Since the Northern Ireland Protocol came into effect when the UK left the EU’s regulatory framework, the law has been clear that to travel with a dog from the mainland UK to Northern Ireland, rabies vaccination and onerous paperwork were required. However, in the last few hours, the proposed Windsor protocol might change all that…

What is the Northern Ireland Protocol?

In order to avoid a hard border between Northern Ireland and the Republic of Ireland, which it was feared might reignite the Troubles, the Northern Ireland Protocol was agreed by then-Prime Minister Boris Johnson. Amongst its many terms and provisions, it meant that Northern Ireland had to be treated as an EU state for pets moving from Great Britain (the term used to collectively describe England, Scotland and Wales).

Unfortunately, that meant that for a dog, cat or ferret to travel from Great Britain (a rabies-free country) to Northern Ireland (another rabies-free territory), they had to be vaccinated against rabies. And although both territories are free of the dangerous tapeworm Echinococcus multilocularis, additional tapeworm treatment was needed too. And the old-style Pet Passports were no longer valid, instead complex Animal Health Certificates were needed. 

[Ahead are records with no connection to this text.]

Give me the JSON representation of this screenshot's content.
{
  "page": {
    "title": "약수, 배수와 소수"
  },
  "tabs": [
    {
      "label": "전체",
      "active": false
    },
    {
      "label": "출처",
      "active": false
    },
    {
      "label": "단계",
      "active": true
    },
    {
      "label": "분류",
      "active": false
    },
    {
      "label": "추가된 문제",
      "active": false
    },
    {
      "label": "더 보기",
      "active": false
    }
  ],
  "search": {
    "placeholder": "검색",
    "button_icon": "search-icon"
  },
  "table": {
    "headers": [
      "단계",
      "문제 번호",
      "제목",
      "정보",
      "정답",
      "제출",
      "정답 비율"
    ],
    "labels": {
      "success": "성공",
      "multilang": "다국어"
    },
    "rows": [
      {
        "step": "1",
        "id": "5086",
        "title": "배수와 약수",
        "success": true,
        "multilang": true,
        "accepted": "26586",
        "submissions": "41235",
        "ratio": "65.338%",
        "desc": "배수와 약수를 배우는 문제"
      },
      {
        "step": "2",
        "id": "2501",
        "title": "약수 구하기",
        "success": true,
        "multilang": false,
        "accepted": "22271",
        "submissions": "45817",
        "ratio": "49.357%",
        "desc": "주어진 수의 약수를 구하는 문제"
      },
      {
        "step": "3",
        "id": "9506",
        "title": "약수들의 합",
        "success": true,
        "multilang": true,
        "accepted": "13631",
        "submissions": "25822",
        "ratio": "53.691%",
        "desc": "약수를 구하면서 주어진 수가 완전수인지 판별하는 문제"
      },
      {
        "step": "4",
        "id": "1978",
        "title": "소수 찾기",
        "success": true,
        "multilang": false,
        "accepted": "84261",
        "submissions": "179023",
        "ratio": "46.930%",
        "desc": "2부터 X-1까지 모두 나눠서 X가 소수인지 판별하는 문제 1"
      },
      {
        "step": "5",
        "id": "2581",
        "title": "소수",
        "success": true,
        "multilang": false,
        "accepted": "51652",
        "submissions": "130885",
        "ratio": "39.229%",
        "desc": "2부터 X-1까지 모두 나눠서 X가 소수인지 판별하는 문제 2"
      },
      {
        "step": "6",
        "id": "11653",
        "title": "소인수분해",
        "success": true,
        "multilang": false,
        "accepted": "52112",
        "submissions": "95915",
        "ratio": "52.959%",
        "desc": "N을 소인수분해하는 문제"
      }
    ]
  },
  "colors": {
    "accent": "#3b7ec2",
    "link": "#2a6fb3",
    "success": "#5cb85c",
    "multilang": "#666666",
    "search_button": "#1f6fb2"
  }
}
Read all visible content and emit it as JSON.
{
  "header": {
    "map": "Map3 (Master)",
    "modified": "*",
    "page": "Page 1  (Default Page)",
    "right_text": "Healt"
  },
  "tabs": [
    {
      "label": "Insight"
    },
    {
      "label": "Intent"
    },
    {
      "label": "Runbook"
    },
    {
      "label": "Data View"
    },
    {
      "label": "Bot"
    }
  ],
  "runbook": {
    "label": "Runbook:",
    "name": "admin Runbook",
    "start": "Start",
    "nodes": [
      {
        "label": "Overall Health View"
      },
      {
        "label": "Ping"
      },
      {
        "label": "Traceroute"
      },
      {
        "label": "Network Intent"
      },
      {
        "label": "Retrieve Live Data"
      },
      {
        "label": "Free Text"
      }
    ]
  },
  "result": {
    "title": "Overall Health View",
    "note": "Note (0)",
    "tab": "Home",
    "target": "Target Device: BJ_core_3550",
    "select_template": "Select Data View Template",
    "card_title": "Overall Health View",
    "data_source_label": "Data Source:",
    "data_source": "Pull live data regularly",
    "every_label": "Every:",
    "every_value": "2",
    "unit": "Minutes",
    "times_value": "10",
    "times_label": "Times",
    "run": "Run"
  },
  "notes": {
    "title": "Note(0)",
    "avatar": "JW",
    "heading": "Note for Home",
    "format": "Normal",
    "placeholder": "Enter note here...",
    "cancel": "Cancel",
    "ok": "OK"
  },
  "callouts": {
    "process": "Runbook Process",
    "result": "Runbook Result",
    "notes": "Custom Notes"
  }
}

What has changed?

Well, in the last few hours, Prime Minister Rishi Sunak and the President of the EU Commission, Ursula von der Leyen, have come to an agreement that should alter the equation. 

Under the new Windsor Framework, pet movements between Great Britain and Northern Ireland will require only a new travel document detailing the pet’s microchip number, and a declaration that the dog will not be moving on to Eire or any other EU country.

If the owner wants to take their dog into the Republic of Ireland – or another EU country – then the rabies vaccination, tapeworm treatment and AHC requirements will remain. Meanwhile, for Northern Irish pet owners who want to travel to Southern Ireland or the wider EU, their current EU Pet Passports will still be valid.

So when does this change take effect?

We don’t know yet – it will depend on when (or maybe even if) the agreement is ratified and signed, and then when it comes into force.

However, so far, it looks optimistic for those with pets who need or want to visit friends and family, or holiday, in another part of the UK and cross the Irish Sea in the process.

Further Reading